HEARING THIS STORY
“It depends what’s happening. I feel it in my body. It feels like usually a lot of tension in my face, in my chest. Often it feels like I can’t draw a full breath.” Laura describes. ”There’s a like a rock somewhere in my diaphragm. It’s muscular tension; feels like a rock. I’m conscious that I’m just not breathing. And I teach people to do this for a living you know.”
About 2 years ago, Laura left her abusive marriage. Her decision meant defying her ex-husband and abuser, making herself more vulnerable to his anger, forsaking financial security and a reliable place to live. Since she left, she has been staying with friends because she cannot afford an apartment. She’s had to take out a restraining order against her abuser for stalking her. These conditions have introduced her to a new battle – one against post-traumatic stress disorder and depression. Her trauma can make it unbearable to get up in the morning, maintain relationships, and be in loud and crowded spaces.
I only knew some details about Laura’s experience with trauma going into our coffee date. I didn’t know that she had asked us to meet at 3 pm on a weekday because that is when Cocoa Cinnamon is the least crowded. I didn’t know that she chose our seats in the corner so that she could have her back against the wall and see all sudden movements.
“It’s hard to understand when you’re fairly neurotypical,” Laura told me. “You feel like you have to be on high alert all the time… And no amount of understanding that you are safe can undo that for now.”

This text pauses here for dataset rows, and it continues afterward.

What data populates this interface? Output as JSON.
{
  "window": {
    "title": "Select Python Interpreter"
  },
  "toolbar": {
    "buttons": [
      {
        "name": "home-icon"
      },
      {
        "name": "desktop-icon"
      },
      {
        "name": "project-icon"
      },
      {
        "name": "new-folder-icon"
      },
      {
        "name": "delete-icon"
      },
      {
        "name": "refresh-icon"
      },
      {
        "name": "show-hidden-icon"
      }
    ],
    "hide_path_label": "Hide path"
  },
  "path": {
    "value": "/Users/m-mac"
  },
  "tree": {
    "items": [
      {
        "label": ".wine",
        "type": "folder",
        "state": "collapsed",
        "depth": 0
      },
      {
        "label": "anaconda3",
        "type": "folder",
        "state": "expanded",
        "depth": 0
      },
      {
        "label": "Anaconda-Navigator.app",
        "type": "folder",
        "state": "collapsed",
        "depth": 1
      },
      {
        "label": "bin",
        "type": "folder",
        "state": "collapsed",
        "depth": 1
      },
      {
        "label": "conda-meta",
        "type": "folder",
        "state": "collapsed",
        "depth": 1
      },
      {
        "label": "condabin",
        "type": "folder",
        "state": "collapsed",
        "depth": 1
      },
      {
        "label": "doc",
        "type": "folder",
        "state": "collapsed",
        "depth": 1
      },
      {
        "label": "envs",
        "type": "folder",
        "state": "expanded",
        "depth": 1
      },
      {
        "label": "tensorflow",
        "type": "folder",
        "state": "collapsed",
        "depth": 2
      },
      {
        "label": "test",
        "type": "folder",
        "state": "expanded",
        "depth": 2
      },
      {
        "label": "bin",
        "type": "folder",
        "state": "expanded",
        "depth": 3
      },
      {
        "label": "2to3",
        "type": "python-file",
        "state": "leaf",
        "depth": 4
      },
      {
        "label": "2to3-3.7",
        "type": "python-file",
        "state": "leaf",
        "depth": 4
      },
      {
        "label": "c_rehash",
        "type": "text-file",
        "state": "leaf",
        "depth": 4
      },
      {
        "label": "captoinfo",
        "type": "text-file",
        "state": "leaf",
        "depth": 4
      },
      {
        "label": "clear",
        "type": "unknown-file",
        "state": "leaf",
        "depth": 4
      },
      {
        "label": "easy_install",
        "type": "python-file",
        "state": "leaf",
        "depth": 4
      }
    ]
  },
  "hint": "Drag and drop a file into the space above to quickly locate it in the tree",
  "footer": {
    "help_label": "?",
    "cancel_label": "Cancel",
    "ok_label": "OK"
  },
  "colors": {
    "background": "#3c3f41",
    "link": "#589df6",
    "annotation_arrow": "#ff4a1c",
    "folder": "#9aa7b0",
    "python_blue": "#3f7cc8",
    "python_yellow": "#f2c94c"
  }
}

Before we sat down to talk, I didn’t know that sometimes, she can’t lift herself off of her bed, much less lift her head high when she meets someone new.
The trauma cripples Laura mentally and emotionally, telling her she isn’t good enough or strong enough to take on the simplest tasks. It’s also manifested physically; her muscles tense up and she experiences symptoms of panic and anxiety.
During the production of this video, and as I got to know Laura better, I grew in awe of how she sets aside her fears and discomfort to teach yoga, knowing that it will provide healing for others and for herself.
MAKING THIS VIDEO
Laura and I met up quite a few times after that first meeting at Cocoa Cinnamon. Before we did any filming, we sat down for an audio interview. We talked first about the boundaries of our conversation. I didn’t want her to feel pressured into going back to any dark places. She was wonderfully open and shared the depths of her reality with me.
I’m grateful that she trusted me with that vulnerability, especially since I was just starting out at StoryDriven. This would be the first video I ever shot and produced. I had no trouble interviewing and even had some experience editing, but before this project, I had gotten my hands on a DSLR video cameras less than a handful of times.
So on the first day of filming at Laura’s Yoga for Veterans class at the VA Hospital, I was far out of my comfort zone. I had visited the Yoga for Veterans class once without any equipment to introduce myself, get to know the space, and make sure the video project was okay with everyone. I had practiced using the camera around our office, but when it was time to set up the monopod, adjust settings, and press record, I was not ready.
The camera felt 10 pounds heavier and the detailed shot list I had carefully prepared was suddenly undecipherable. Because this was a class for trauma survivors, I was tiptoeing around everyone, afraid of getting too close for their comfort and triggering traumatic experiences. I wandered around the room aimlessly, cut too many shots way too early, and ended up coming back with little scope variety in my clips. Basically, I did the opposite of what everyone had taught me.
I felt defeated when I watched the footage that I had gathered that day. The visuals and the purpose of the shots were dark and fuzzy. I couldn’t visualize how this project would come together.
The following week, I met Laura before her 9:00 am class at the Durham Yoga Center to film her private morning routine, and that experience was much better. I felt proud of the footage that I had been able to gather in a more controlled environment — but only to return to the VA the next day and feel overwhelmed all over again.
I wanted to create a good video product for Laura; one that could empower her and her students by highlighting her work. But I was letting my insecurity and fear of failure get in the way of a successful outcome. I just needed to move past my hesitation and kick those beginner’s jitters to the curb.
This process has taught me that being a successful visual storyteller requires setting aside equivocations. I told myself: “I don’t know how to use this camera,” and “I shouldn’t disturb anyone.” In fact, I had been taught how to use the camera, and I had gotten permission from everyone in the class. Of course, I needed (and still need) so much more practice shooting and was right to be mindful of the nuance of working with trauma survivors. Still, I ignored the importance of trust in myself and in others to decide they want their story told. That trust makes for a more empowering experience for everyone involved.
For those of you just starting out in video production, maybe you know what I mean. But it’s much easier said than done. I’m starting a new project this week that requires a good chunk of filming, so it’s time to put this lesson into practice.